Top of MATERIAL PROVIDED

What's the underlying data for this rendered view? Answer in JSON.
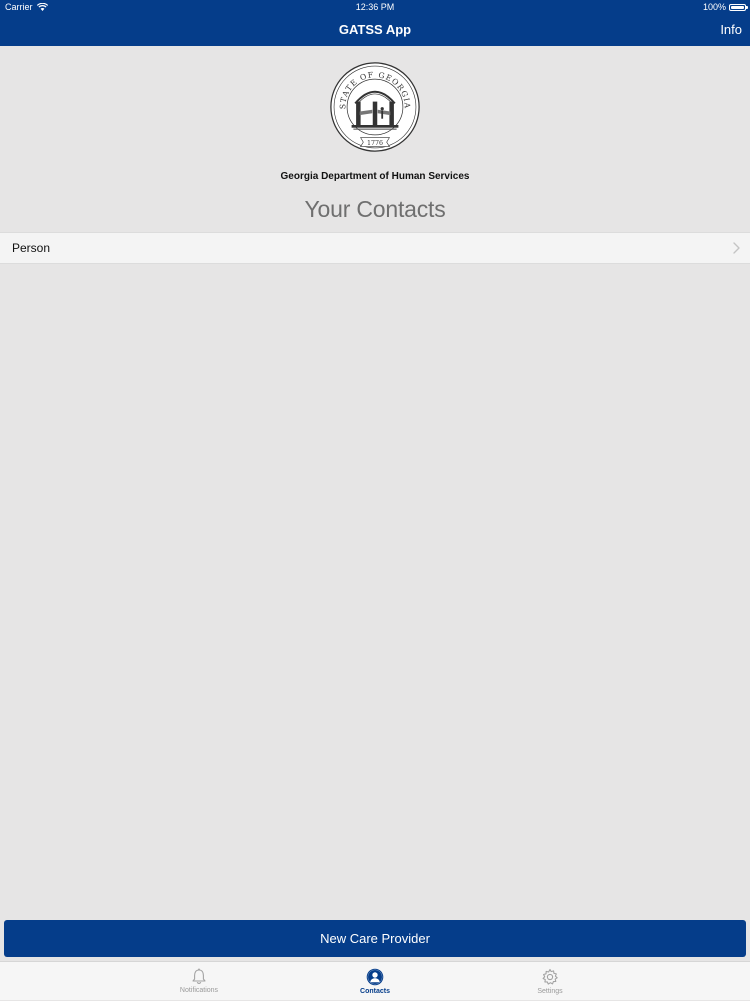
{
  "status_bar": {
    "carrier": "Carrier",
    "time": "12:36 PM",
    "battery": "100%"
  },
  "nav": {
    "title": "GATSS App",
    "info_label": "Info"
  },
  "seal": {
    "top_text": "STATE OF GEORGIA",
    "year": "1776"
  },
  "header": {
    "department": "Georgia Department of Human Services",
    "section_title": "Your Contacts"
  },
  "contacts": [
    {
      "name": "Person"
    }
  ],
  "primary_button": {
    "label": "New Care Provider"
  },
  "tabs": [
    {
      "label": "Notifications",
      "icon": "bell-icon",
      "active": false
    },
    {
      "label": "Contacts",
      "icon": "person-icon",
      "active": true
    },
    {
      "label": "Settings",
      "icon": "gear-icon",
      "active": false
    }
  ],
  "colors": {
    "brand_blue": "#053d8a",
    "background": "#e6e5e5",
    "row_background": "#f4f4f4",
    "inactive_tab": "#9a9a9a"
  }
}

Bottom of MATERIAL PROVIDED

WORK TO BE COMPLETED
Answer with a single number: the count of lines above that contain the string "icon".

EXERCISE RESULT
3